That leverage exists in Mexico’s increased policing of its southern border, which serves as a first line of defense against both migrants headed to the United States and terrorist threats.
Similarly, Mexico has long complained about the flow of guns and money that enter the country from the north. About 70 percent of the firearms seized in Mexico from 2009 to 2014 were traced back to the United States, according to a 2016 report from the Bureau of Alcohol, Tobacco, Firearms and Explosives, amounting to more than 73,000 guns.
The speech was notable for what it said about the evolving relationship between Mexico and the United States, which have long been wary neighbors but in recent decades have moved past animosities toward a vision for a more shared future. Much of that was predicated on open borders and trade, as well as on a mutual interest in preventing transborder criminal enterprises like drug cartels. How that will be carried out in the future is in question.
And in response to Mr. Trump’s biggest campaign promise, to build a wall to halt the flow of people and drugs from Mexico to the United States, Mr. Peña Nieto renewed his promise to keep Mexico open to the world, and to the United States.

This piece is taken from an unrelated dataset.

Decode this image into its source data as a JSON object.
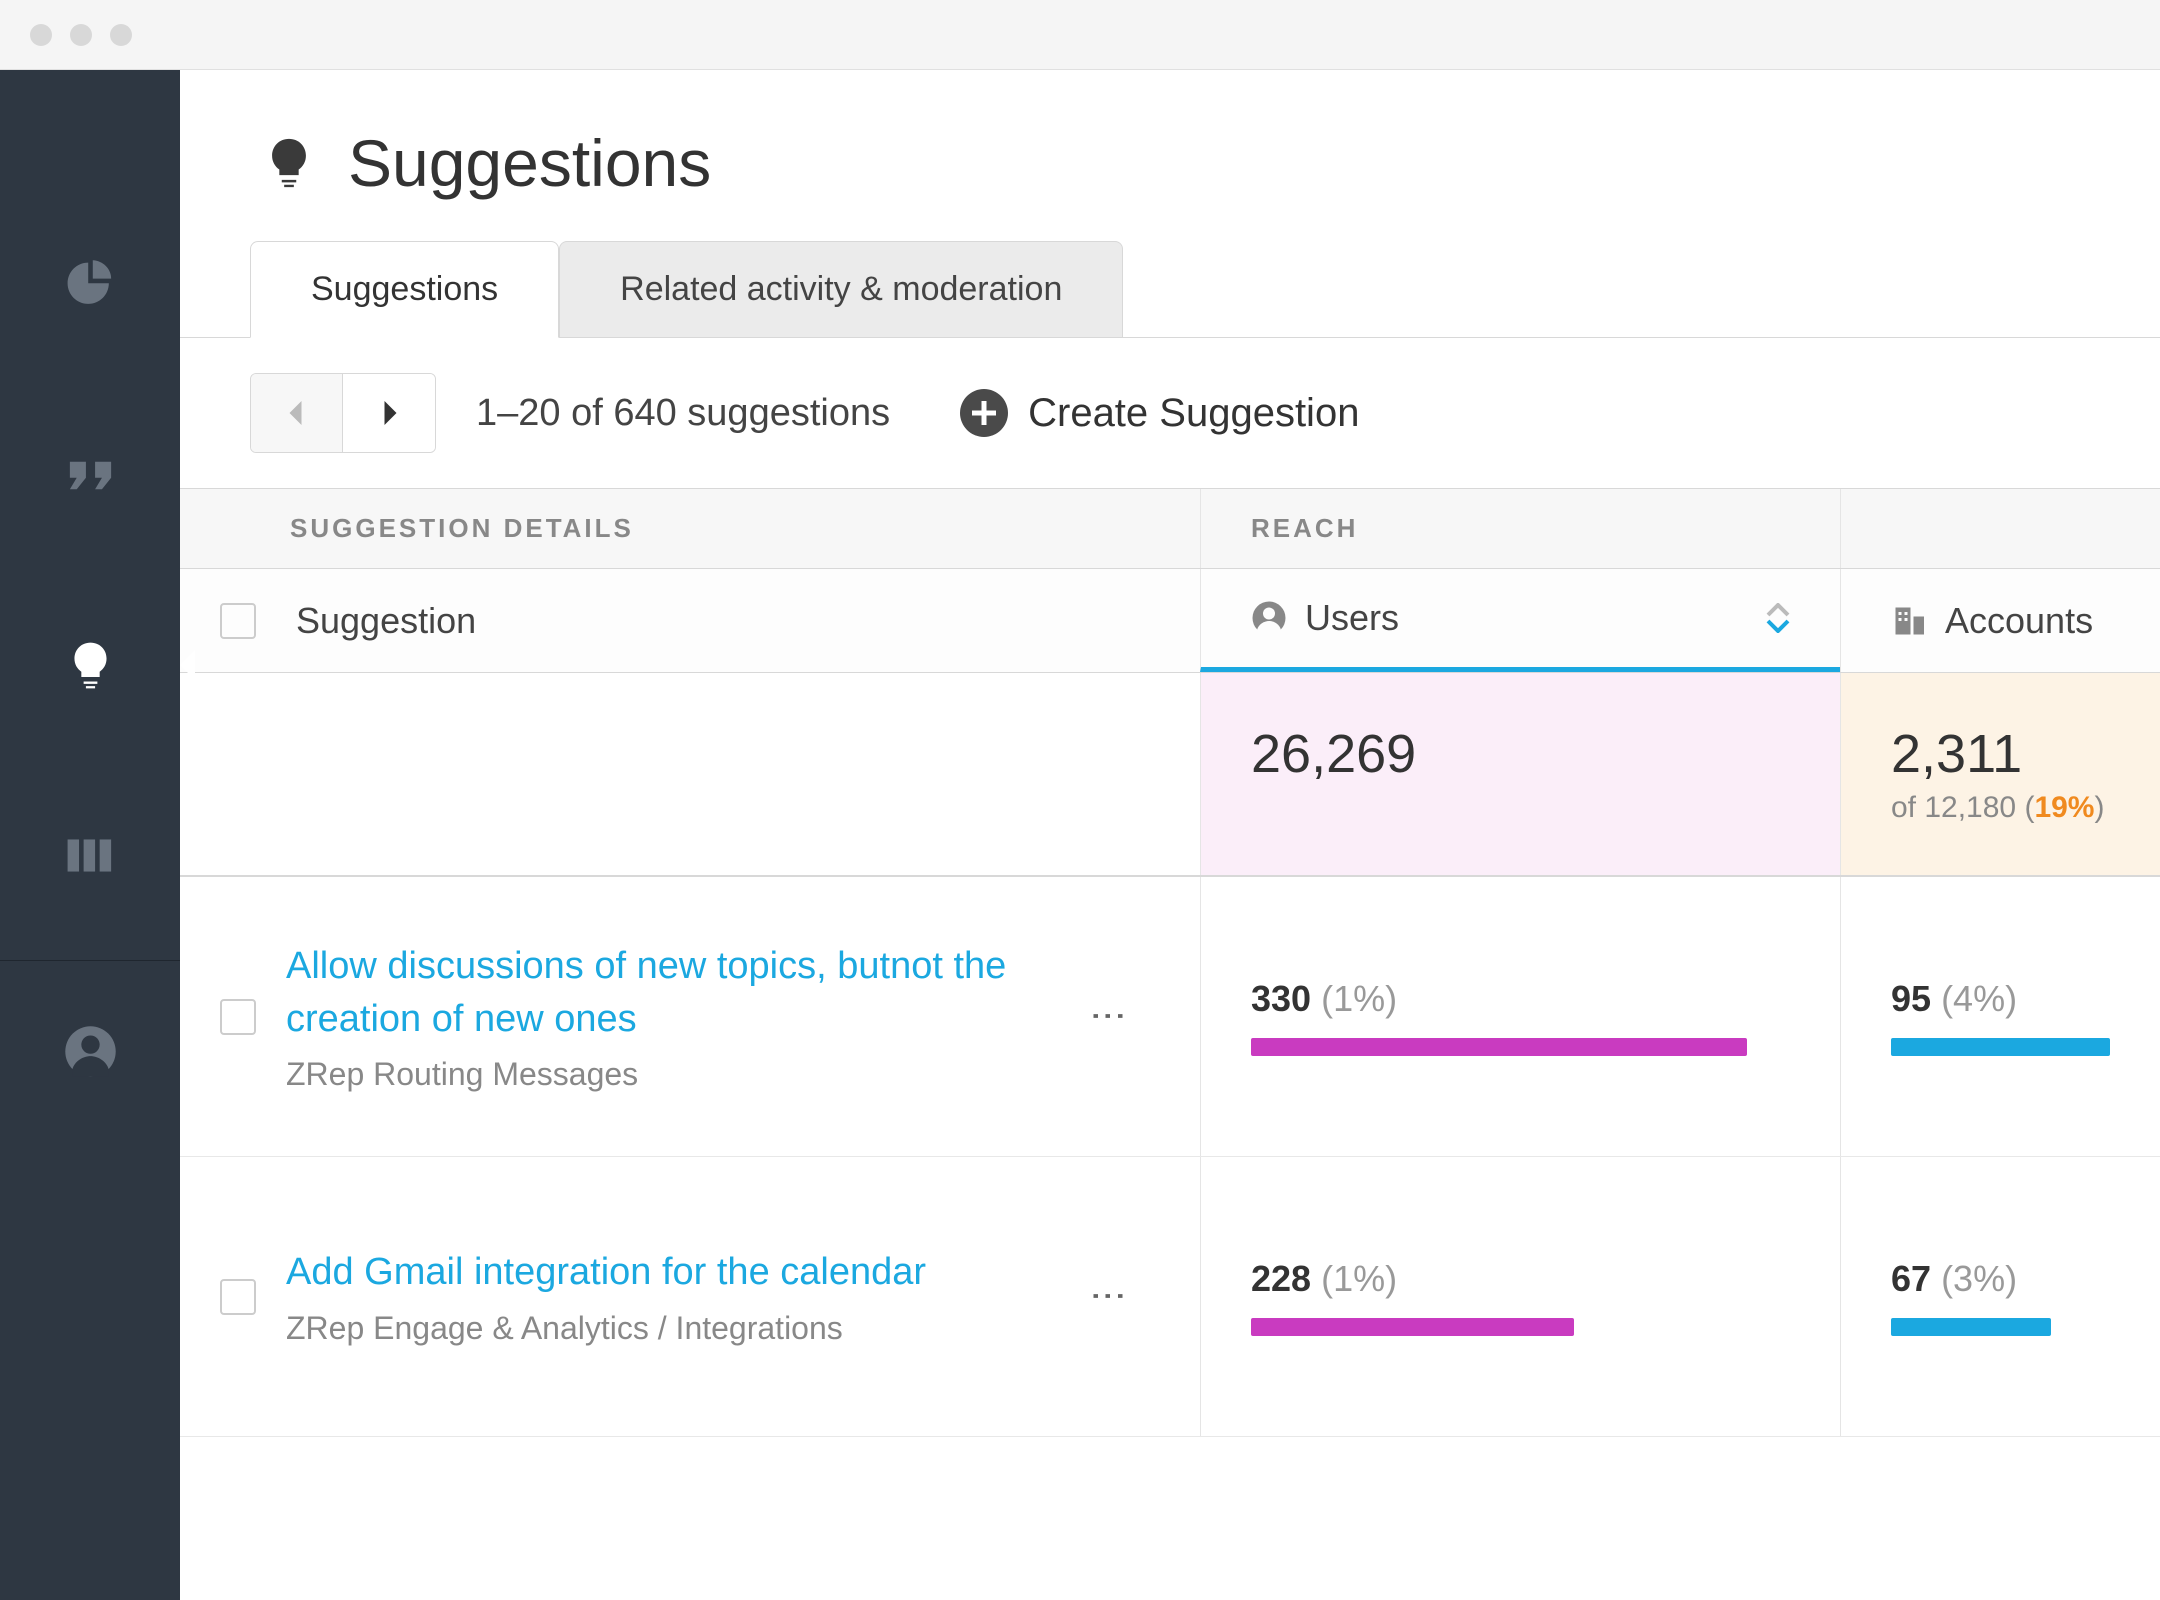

“Mexico does not believe in walls,” Mr. Peña Nieto said in his address. “Our country believes in bridges.”